4 - I have not clear what you mean with practical and repeatable instructions other than what I suggested. I am sure you can find more precise theoretical formulae for coupling and inductance with varying sizes/geometries, however I doubt you can find much more down-to-earth "recipes" than those. The rest of the path, as I said, is
a) spot what defines your RF transfomer, in terms of specification. Chapter 1 of the linked material plus what suits your needs.
b) building a first order structure from book formulae. (you should be able to do it after reading the first 2 chapters of the thesis I linked, and having done some extra research as needed)
c) simulating the structure with EM simulator (either 2.5 or 3D)
d) extracting a model. Chapter 2 and 3 of the thesis I linked.
e) using the model, gain understanding of which knobs act on your desired target performance. (RL,IL,BW,transform ratio,Lp,Ls)
f) N iterations between c) and e)
g) verify performance with interfacing blocks
5 - Transformers are *not* standard devices (standard == digital in these days), plus they require a substantial amount of know-how to be designed properly. No surprise you don't find them in the PDKs. I would warn you that even inductors, but actually everything in RF, are *not* "straightforward". Their use needs careful consideration each step on the way, skills, reviews. That's what we get paid for, however, so I guess it's fair.
I have worked only marginally with transfomers, basically building switching caps around a pre-defined and optimized inductive core, but I can maybe dig some extra info for you from my colleagues. You would then need to be specific however as far as which step of "the path" is posing you an issue.
Again, I am not sure this is the right place for this kind of discussion.

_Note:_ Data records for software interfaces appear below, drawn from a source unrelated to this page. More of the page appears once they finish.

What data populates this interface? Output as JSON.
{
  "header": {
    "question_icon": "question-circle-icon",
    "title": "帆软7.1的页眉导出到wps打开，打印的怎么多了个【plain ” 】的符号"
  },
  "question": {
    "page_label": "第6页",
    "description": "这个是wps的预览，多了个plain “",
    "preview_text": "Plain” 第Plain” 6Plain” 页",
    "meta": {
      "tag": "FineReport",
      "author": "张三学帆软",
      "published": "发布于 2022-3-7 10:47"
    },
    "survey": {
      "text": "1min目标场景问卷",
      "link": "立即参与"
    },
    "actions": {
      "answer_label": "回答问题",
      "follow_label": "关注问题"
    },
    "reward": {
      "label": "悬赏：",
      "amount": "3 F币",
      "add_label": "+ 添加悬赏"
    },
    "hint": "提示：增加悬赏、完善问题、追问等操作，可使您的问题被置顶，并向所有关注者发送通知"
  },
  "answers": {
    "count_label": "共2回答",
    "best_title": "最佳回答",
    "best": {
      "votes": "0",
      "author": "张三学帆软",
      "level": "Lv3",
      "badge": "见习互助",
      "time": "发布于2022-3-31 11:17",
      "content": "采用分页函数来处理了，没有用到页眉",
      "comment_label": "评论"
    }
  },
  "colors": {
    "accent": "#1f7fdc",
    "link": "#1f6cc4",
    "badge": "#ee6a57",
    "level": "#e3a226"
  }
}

I would be glad to continue, should the need arise, but I would like to get a feedback from the moderators whether this is O.K. or not.
There is absolutely no problem with having this kind of discussion on these forums - design related topics are absolutely OK. Of course this will rely more on the community responding to such topics (rather than Cadence folks such as me). Whilst I have a design background, I've not been doing real design for a number of years now, so others will be much more current with design practices than I am - I only get it second hand from my experience as a designer in the past - and that's also likely to be true of some of the other Cadence AEs who respond here from time to time.
Certainly there are other forums which are more design-centric - for example The Designer's Guide (I am much less active there than I used to be, due to lack of time, but it's a lively forum which covers design as well as tool topics).
In reply to Andrew Beckett:
Ok Andrew, thanks for your feedback. Let's see what comes from the OP now :)